Since most recycling problems can be brought back to the sorting process, cracking sorting will crack recycling, according to Gian De Belder, Packaging Technologist, Sustainable Packaging Development at Procter & Gamble (P&G).
They add an image of luxury to all print communications.
The Genuine Private Watermark, originated by Gilbert Paper, has been a most prestigious tangible asset to corporate branding for over a century.
They act as barcodes, can hold consumer engagement capabilities and work for anti-counterfeiting purposes.
P&G are now running final proof of concept trials for project Holy Grail in March and April and plan to go live after May with an industrial trial.At the conference, De Belder announced that Conditional approval has been given by EPBP (European PET Bottle Platform) was given for the Household and Personal Care industry, and others might follow.“Sleeved bottles are a good solution for heavily colored opaque bottles. Depending on the country, some are sending them to the colored streams or into incineration and landfill.
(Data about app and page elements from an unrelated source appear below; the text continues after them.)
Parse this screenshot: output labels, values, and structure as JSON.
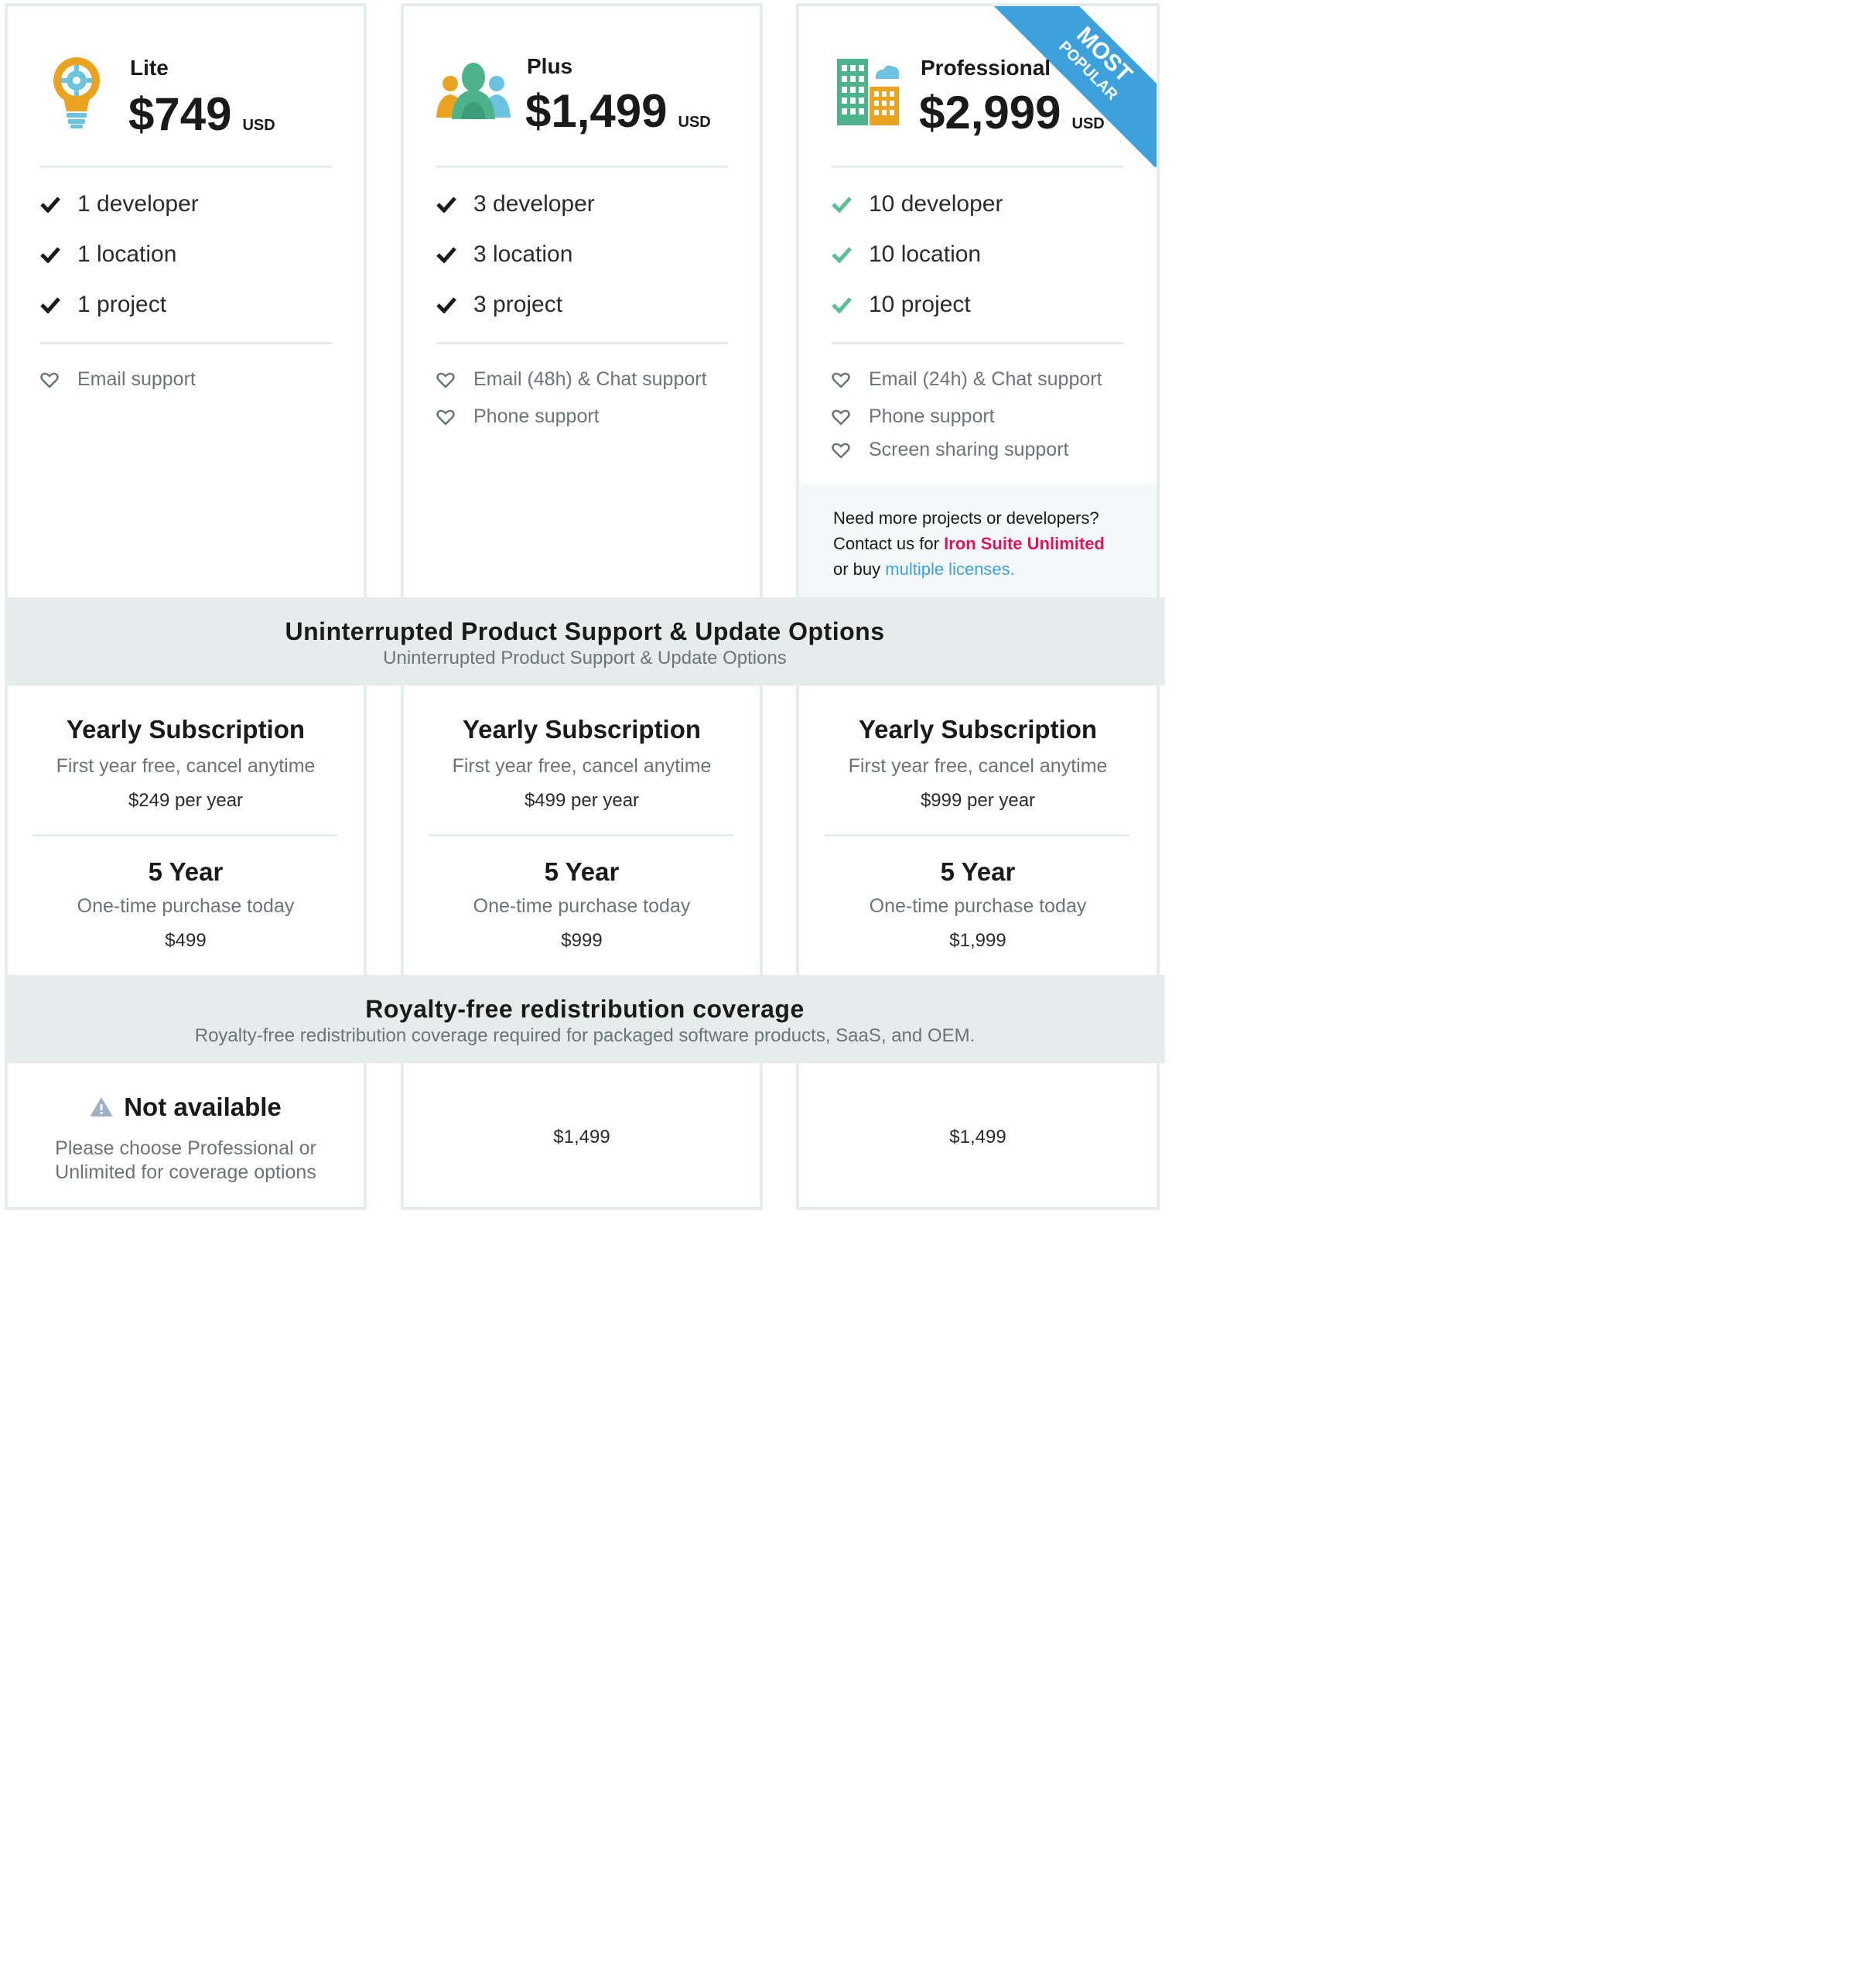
{
  "plans": [
    {
      "name": "Lite",
      "price": "$749",
      "currency": "USD",
      "icon": "lightbulb-gear-icon",
      "features": [
        "1 developer",
        "1 location",
        "1 project"
      ],
      "support": [
        "Email support"
      ],
      "yearly": {
        "title": "Yearly Subscription",
        "desc": "First year free, cancel anytime",
        "price": "$249 per year"
      },
      "five_year": {
        "title": "5 Year",
        "desc": "One-time purchase today",
        "price": "$499"
      }
    },
    {
      "name": "Plus",
      "price": "$1,499",
      "currency": "USD",
      "icon": "team-people-icon",
      "features": [
        "3 developer",
        "3 location",
        "3 project"
      ],
      "support": [
        "Email (48h) & Chat support",
        "Phone support"
      ],
      "yearly": {
        "title": "Yearly Subscription",
        "desc": "First year free, cancel anytime",
        "price": "$499 per year"
      },
      "five_year": {
        "title": "5 Year",
        "desc": "One-time purchase today",
        "price": "$999"
      },
      "royalty": "$1,499"
    },
    {
      "name": "Professional",
      "price": "$2,999",
      "currency": "USD",
      "icon": "office-buildings-icon",
      "ribbon": {
        "line1": "MOST",
        "line2": "POPULAR"
      },
      "features": [
        "10 developer",
        "10 location",
        "10 project"
      ],
      "support": [
        "Email (24h) & Chat support",
        "Phone support",
        "Screen sharing support"
      ],
      "note": {
        "line1": "Need more projects or developers?",
        "line2_prefix": "Contact us for ",
        "line2_link": "Iron Suite Unlimited",
        "line3_prefix": "or buy ",
        "line3_link": "multiple licenses."
      },
      "yearly": {
        "title": "Yearly Subscription",
        "desc": "First year free, cancel anytime",
        "price": "$999 per year"
      },
      "five_year": {
        "title": "5 Year",
        "desc": "One-time purchase today",
        "price": "$1,999"
      },
      "royalty": "$1,499"
    }
  ],
  "sections": {
    "support": {
      "title": "Uninterrupted Product Support & Update Options",
      "subtitle": "Uninterrupted Product Support & Update Options"
    },
    "royalty": {
      "title": "Royalty-free redistribution coverage",
      "subtitle": "Royalty-free redistribution coverage required for packaged software products, SaaS, and OEM."
    }
  },
  "lite_royalty": {
    "title": "Not available",
    "desc_line1": "Please choose Professional or",
    "desc_line2": "Unlimited for coverage options",
    "icon": "warning-icon"
  },
  "colors": {
    "accent_teal": "#5bbf96",
    "ribbon_blue": "#3ea1dc",
    "link_pink": "#d6185a",
    "link_blue": "#3ea1dc",
    "band_gray": "#e5ecec"
  }
}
Updating the sorting process using intelligent and connected packaging A second lecture by De Belder focused on streamlining the sorting and recycling process.The sorting machines cannot always detect the sleeve or the bottle underneath the sleeve. As it stands, within the EU, there is a lack of harmonized systems which makes it hard for global brand owners to design and market their products.Through its project coined “Holy Grail,” P&G is leading a full value chain investigating how current sorting lines can be improved through modules that can simply be “added onto” existing lines.One example is using watermarks which have been developed by partner companies Digimarc and Fili Grade.P&G innovates in recycling ODR products A big step forward in increasing the recyclability of Opaque and Difficult to Recycle (ODR) Household and Personal Care (HPC) PET bottles was announced for the first time at the Petcore Conference by De Belder of P&G.Bottles in this market category with perforated sleeves which allow consumers to tear off the sleeve and dispose of it at home have received conditional European PET Bottle Platform (EPBP) approval.However, such systems are unable to identify (at high efficiencies) opaque plastics and full body sleeved products, for example.“Big retailers such as Wegmans in the US use watermarks commercially in their private label brands.Also, Waltmart is looking into what this technology can offer to them.They are ultimately changing the system conditions under which businesses operate, especially those that buy and sell packaging.Amid such conditions, leading companies are innovating to provide solutions that will allow the industry, which is under mounting regulatory and economic pressure, to reach the stringent targets that they are being held accountable to.